[Component data from apps and pages]
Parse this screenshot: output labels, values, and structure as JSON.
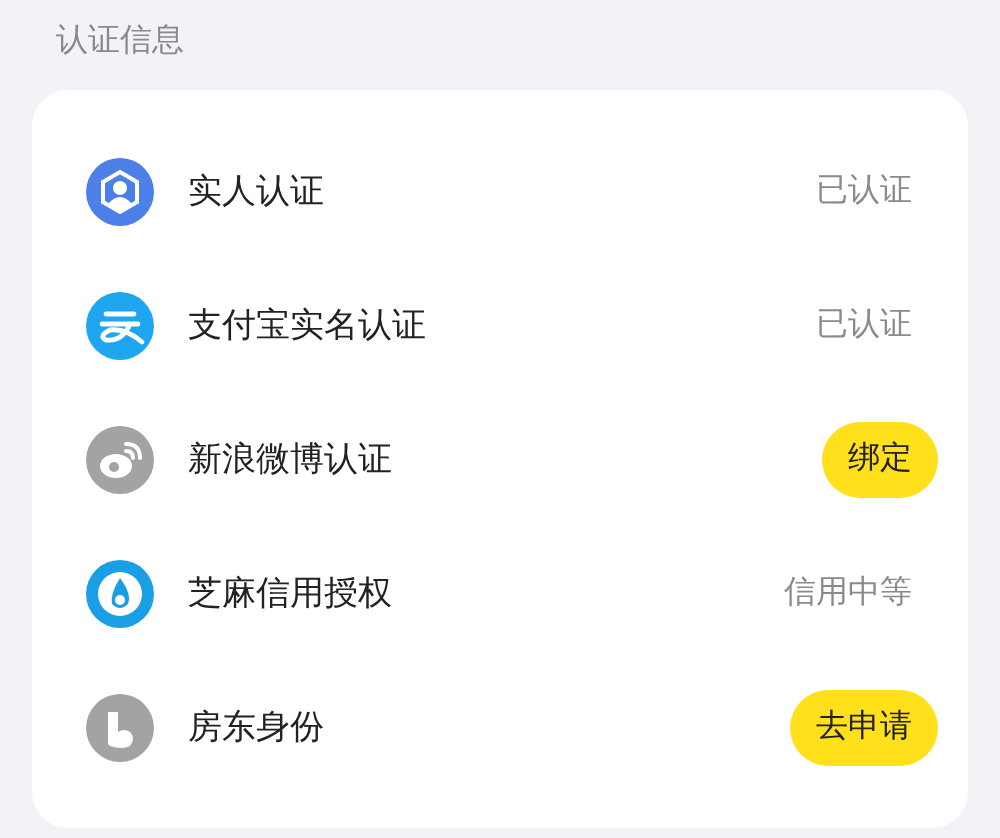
{
  "section_title": "认证信息",
  "items": [
    {
      "label": "实人认证",
      "kind": "status",
      "value": "已认证"
    },
    {
      "label": "支付宝实名认证",
      "kind": "status",
      "value": "已认证"
    },
    {
      "label": "新浪微博认证",
      "kind": "button",
      "value": "绑定"
    },
    {
      "label": "芝麻信用授权",
      "kind": "status",
      "value": "信用中等"
    },
    {
      "label": "房东身份",
      "kind": "button",
      "value": "去申请"
    }
  ]
}
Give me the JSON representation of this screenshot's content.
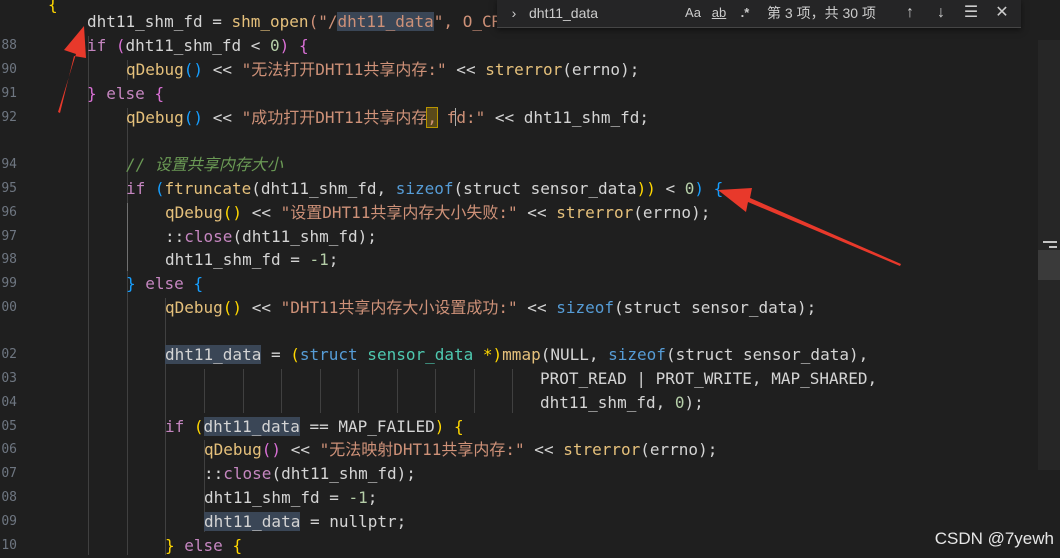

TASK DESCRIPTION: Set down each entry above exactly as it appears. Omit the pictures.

RESPONSE AREA:
Parse this screenshot: output labels, values, and structure as JSON.
{
  "section_title": "认证信息",
  "items": [
    {
      "label": "实人认证",
      "kind": "status",
      "value": "已认证"
    },
    {
      "label": "支付宝实名认证",
      "kind": "status",
      "value": "已认证"
    },
    {
      "label": "新浪微博认证",
      "kind": "button",
      "value": "绑定"
    },
    {
      "label": "芝麻信用授权",
      "kind": "status",
      "value": "信用中等"
    },
    {
      "label": "房东身份",
      "kind": "button",
      "value": "去申请"
    }
  ]
}
Give me the JSON representation of this screenshot's content.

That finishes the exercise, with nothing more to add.